country. Reputation effects are not sufficient to supplant medical diplomas, given the unobservable
character of the quality of care. As the Somalis say: “The patients who survived with praise the doctor, and
those who died will say nothing”. On the other hand, government-run hospitals are insufficient in number,
understaffed and reportedly of lower quality than their private alternative. State-employed physicians as a
rule maintain a private practice as well. Drug quality standards are vital, as medication is sold outside of
pharmacies, in stalls on the street; and products are frequently sold past their expiration dates.
Health, education, and safety nets for the very poor cannot profitably be provided by the private sector,
leaving a clear mandate for government presence in these sectors. The existing gap in state provision of
those services is not being filled. The role of a safety net has been played by private remittances from the
diaspora, alms, religious organizations, loans from the extended family or clan. For example, vulnerable
groups traditionally do not pay for water: upon request, they are allocated a modest quantity for free from
private catchments by the owners

strana 9 – zakon, sudy

The legal system as far as commercial matters are concerned is either fully dysfunctional or riddled by
delays and corruption. The lack of commercial laws or their application (contracts, company laws, lending,
foreign investment laws, etc) greatly limits the growth of the private sector. For example, there is no
concept of limited liability. Book-keeping and accounting procedures are rarely used, even by large
enterprises. Partnerships tend to be short-lived as a result of unresolved disputes. On the other hand the
individual or family businesses have a high rate of insolvency, due to lack of risk-sharing. Even when laws
exist, they are not enforced or publicized.

warlords and clan leaders rose to take power away from the court, which
was now openly competing with the authorities for state functions.

strana 11 – Conclusion

The vibrant Somalia business community has successfully developed new markets from the ruins of civil
war, in the context of a severely limited government presence and regulation.

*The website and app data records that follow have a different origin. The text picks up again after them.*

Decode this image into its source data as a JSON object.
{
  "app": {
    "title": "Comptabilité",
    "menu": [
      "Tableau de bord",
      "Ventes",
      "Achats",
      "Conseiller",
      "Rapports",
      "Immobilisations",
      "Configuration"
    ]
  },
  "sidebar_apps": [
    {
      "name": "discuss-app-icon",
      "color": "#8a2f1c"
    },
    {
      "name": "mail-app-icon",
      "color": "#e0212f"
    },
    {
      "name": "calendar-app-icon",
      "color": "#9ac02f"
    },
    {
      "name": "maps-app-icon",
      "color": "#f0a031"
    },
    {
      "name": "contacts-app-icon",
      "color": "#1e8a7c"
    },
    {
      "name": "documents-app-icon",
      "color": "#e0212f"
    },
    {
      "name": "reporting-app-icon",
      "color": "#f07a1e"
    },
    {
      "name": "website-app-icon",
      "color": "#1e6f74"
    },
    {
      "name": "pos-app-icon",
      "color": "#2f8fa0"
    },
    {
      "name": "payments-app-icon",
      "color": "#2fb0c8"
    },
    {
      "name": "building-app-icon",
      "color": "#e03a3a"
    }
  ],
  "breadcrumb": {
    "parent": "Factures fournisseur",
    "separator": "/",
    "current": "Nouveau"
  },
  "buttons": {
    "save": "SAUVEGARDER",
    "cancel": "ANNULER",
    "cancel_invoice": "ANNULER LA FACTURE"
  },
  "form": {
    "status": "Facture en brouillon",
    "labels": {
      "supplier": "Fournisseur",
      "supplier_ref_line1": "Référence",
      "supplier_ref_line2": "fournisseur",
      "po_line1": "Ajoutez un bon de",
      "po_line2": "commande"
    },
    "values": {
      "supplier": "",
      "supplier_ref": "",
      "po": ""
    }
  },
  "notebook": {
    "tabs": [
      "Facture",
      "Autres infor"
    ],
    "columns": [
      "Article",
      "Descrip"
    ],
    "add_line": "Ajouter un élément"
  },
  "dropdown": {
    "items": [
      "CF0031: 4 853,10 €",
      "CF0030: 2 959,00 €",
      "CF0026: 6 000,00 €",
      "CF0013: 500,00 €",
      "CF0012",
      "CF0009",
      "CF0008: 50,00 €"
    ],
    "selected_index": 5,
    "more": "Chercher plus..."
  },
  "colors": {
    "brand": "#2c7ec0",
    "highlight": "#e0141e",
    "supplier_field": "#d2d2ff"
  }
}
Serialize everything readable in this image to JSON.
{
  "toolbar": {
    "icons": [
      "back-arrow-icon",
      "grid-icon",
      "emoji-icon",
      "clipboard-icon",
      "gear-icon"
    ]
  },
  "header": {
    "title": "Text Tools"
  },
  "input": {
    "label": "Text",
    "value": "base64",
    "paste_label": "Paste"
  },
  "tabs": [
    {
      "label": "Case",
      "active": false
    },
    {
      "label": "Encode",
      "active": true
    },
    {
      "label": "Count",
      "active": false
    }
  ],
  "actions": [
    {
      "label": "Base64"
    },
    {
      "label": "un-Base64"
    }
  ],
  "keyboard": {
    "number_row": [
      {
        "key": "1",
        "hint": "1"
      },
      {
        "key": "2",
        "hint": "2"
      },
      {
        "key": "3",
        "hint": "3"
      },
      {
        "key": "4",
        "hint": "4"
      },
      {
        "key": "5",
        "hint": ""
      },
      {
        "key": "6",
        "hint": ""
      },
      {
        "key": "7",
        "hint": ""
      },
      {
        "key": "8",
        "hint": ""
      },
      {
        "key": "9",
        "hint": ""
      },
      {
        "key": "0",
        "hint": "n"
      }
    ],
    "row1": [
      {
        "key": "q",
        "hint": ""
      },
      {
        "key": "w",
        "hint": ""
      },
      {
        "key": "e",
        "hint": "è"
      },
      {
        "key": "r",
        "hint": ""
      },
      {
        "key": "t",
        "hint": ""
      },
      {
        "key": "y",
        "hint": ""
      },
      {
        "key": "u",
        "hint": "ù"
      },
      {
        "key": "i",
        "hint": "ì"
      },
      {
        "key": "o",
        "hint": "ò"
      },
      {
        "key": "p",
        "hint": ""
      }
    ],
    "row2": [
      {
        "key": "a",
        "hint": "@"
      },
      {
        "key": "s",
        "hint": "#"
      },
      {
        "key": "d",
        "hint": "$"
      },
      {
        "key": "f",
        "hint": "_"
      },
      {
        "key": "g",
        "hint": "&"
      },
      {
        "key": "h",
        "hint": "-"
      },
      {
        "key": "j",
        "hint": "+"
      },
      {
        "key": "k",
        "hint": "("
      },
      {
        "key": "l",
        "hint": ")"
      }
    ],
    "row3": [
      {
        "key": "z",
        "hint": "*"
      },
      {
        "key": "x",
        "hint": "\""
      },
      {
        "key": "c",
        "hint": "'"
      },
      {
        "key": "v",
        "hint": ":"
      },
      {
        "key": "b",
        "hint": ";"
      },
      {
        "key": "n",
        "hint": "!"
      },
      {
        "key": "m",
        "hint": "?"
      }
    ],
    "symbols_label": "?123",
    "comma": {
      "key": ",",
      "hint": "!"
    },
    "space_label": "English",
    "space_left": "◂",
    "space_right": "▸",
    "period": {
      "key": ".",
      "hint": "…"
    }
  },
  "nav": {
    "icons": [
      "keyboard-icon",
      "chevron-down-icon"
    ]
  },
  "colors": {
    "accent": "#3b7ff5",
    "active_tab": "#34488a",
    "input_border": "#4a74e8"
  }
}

In addition to the provision of
basic goods and services, the private sector has offered essential infrastructure, and health and education
services, whose coverage in some cases extents beyond peak levels achieved under the pre-1991 regime
characterized by active government presence.
In spite of such accomplishments, the private sector has not delivered the optimal market outcomes
achievable, and there is a role for some regulation. On the other hand, heavy state involvement carries the
risk of corruption, weak property rights, and state capture. This study identifies the strengths and limitations
of both state involvement and private solutions, on the case of major Somali industries. We delineate the
areas where targeted, well-enforced regulation is appropriate, as well as instances where a private solution is
The optimal level and complexity of the regulatory burden on business depends crucially on the level of
development of the country. In poor countries the state should focus its scarce resources on the provision of
a modicum of services, e.g. property rights, rule of law, standardization and quality provisions. Profitable
projects should not be operated by the government in poor countries, even in traditionally government
dominated sectors such as infrastructure, health, and education. Rules and laws should be simple and
transparent, to ease enforcement, and should focus on preventing significant problems, as opposed to finetuning minor business faults and market inefficiencies.

A som zvedavy, ako by krajina s an-cap (anarcho-kapitalizmom) vyriesila velke problemy typu lesne poziare, epidemie osypok, alebo nakazliva choroba medzi zvieratami ktora vyzaduje karantenu (a ci by to vobec zistila vcas), ktore riesi centralizovany system.

Muž ju týral, aj keď bola na vozíku. Príbeh o násilí, o ktorom sa takmer nehovorí – Denník N

Vyšetrovateľka, ktorá vypočúvala jeho sestru, pri zmienke o sexuálnom útoku povedala, že zrejme aj tak nič necítila, keď je od pása nadol ochrnutá.